▸ Task details
All of the data below must be repeated exactly.

- Opening Delimiter -

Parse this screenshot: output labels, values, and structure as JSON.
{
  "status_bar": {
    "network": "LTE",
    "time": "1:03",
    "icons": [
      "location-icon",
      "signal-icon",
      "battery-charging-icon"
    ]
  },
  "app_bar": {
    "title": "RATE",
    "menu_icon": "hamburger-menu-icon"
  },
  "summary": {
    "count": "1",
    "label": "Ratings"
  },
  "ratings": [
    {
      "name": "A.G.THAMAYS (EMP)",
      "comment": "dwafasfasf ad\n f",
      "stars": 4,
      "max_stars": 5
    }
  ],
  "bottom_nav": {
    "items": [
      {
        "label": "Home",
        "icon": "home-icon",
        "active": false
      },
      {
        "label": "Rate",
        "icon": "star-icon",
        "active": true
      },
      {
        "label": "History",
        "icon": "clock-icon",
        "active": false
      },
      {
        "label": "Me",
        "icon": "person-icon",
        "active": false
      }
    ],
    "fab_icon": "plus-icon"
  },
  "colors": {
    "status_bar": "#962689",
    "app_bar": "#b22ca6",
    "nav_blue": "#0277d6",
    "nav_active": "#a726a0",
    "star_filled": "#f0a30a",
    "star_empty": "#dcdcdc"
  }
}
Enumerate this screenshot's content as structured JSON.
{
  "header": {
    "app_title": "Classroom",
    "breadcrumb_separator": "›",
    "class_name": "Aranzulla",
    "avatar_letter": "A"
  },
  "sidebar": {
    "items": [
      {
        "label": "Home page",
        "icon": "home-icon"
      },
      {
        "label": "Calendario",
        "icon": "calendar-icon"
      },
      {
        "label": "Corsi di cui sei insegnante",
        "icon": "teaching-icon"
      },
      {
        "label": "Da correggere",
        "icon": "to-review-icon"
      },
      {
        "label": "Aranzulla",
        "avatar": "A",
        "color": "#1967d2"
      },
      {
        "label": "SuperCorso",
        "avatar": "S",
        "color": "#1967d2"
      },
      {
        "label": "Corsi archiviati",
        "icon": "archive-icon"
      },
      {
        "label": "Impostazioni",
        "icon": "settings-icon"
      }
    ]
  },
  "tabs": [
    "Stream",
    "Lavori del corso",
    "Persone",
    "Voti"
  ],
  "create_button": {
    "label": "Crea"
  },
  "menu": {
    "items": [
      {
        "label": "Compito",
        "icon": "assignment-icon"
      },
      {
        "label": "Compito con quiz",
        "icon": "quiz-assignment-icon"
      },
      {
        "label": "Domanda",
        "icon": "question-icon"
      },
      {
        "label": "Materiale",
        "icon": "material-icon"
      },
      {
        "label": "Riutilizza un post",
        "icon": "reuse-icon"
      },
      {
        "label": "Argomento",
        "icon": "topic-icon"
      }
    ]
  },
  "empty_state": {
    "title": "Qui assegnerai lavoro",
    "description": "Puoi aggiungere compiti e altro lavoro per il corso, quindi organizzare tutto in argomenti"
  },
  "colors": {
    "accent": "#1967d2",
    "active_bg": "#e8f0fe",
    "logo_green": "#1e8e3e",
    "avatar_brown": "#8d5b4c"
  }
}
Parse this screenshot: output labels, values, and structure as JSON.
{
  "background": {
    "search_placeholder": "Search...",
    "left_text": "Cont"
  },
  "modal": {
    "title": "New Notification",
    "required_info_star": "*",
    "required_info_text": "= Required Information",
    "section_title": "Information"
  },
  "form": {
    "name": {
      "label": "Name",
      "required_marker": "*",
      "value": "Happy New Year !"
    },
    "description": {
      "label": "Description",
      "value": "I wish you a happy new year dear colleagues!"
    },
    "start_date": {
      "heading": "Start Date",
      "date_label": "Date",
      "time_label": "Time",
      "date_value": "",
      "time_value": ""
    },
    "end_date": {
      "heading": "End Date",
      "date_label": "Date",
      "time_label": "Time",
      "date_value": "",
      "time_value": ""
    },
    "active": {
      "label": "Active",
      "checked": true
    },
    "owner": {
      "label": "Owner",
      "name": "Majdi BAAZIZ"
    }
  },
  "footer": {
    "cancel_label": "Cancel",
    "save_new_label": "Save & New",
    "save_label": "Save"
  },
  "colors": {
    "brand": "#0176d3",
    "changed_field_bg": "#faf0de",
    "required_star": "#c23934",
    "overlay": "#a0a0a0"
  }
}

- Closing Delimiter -

▸ Task result
Parse this screenshot: output labels, values, and structure as JSON.
{
  "status_bar": {
    "network": "LTE",
    "time": "1:03",
    "icons": [
      "location-icon",
      "signal-icon",
      "battery-charging-icon"
    ]
  },
  "app_bar": {
    "title": "RATE",
    "menu_icon": "hamburger-menu-icon"
  },
  "summary": {
    "count": "1",
    "label": "Ratings"
  },
  "ratings": [
    {
      "name": "A.G.THAMAYS (EMP)",
      "comment": "dwafasfasf ad\n f",
      "stars": 4,
      "max_stars": 5
    }
  ],
  "bottom_nav": {
    "items": [
      {
        "label": "Home",
        "icon": "home-icon",
        "active": false
      },
      {
        "label": "Rate",
        "icon": "star-icon",
        "active": true
      },
      {
        "label": "History",
        "icon": "clock-icon",
        "active": false
      },
      {
        "label": "Me",
        "icon": "person-icon",
        "active": false
      }
    ],
    "fab_icon": "plus-icon"
  },
  "colors": {
    "status_bar": "#962689",
    "app_bar": "#b22ca6",
    "nav_blue": "#0277d6",
    "nav_active": "#a726a0",
    "star_filled": "#f0a30a",
    "star_empty": "#dcdcdc"
  }
}
Enumerate this screenshot's content as structured JSON.
{
  "header": {
    "app_title": "Classroom",
    "breadcrumb_separator": "›",
    "class_name": "Aranzulla",
    "avatar_letter": "A"
  },
  "sidebar": {
    "items": [
      {
        "label": "Home page",
        "icon": "home-icon"
      },
      {
        "label": "Calendario",
        "icon": "calendar-icon"
      },
      {
        "label": "Corsi di cui sei insegnante",
        "icon": "teaching-icon"
      },
      {
        "label": "Da correggere",
        "icon": "to-review-icon"
      },
      {
        "label": "Aranzulla",
        "avatar": "A",
        "color": "#1967d2"
      },
      {
        "label": "SuperCorso",
        "avatar": "S",
        "color": "#1967d2"
      },
      {
        "label": "Corsi archiviati",
        "icon": "archive-icon"
      },
      {
        "label": "Impostazioni",
        "icon": "settings-icon"
      }
    ]
  },
  "tabs": [
    "Stream",
    "Lavori del corso",
    "Persone",
    "Voti"
  ],
  "create_button": {
    "label": "Crea"
  },
  "menu": {
    "items": [
      {
        "label": "Compito",
        "icon": "assignment-icon"
      },
      {
        "label": "Compito con quiz",
        "icon": "quiz-assignment-icon"
      },
      {
        "label": "Domanda",
        "icon": "question-icon"
      },
      {
        "label": "Materiale",
        "icon": "material-icon"
      },
      {
        "label": "Riutilizza un post",
        "icon": "reuse-icon"
      },
      {
        "label": "Argomento",
        "icon": "topic-icon"
      }
    ]
  },
  "empty_state": {
    "title": "Qui assegnerai lavoro",
    "description": "Puoi aggiungere compiti e altro lavoro per il corso, quindi organizzare tutto in argomenti"
  },
  "colors": {
    "accent": "#1967d2",
    "active_bg": "#e8f0fe",
    "logo_green": "#1e8e3e",
    "avatar_brown": "#8d5b4c"
  }
}
Parse this screenshot: output labels, values, and structure as JSON.
{
  "background": {
    "search_placeholder": "Search...",
    "left_text": "Cont"
  },
  "modal": {
    "title": "New Notification",
    "required_info_star": "*",
    "required_info_text": "= Required Information",
    "section_title": "Information"
  },
  "form": {
    "name": {
      "label": "Name",
      "required_marker": "*",
      "value": "Happy New Year !"
    },
    "description": {
      "label": "Description",
      "value": "I wish you a happy new year dear colleagues!"
    },
    "start_date": {
      "heading": "Start Date",
      "date_label": "Date",
      "time_label": "Time",
      "date_value": "",
      "time_value": ""
    },
    "end_date": {
      "heading": "End Date",
      "date_label": "Date",
      "time_label": "Time",
      "date_value": "",
      "time_value": ""
    },
    "active": {
      "label": "Active",
      "checked": true
    },
    "owner": {
      "label": "Owner",
      "name": "Majdi BAAZIZ"
    }
  },
  "footer": {
    "cancel_label": "Cancel",
    "save_new_label": "Save & New",
    "save_label": "Save"
  },
  "colors": {
    "brand": "#0176d3",
    "changed_field_bg": "#faf0de",
    "required_star": "#c23934",
    "overlay": "#a0a0a0"
  }
}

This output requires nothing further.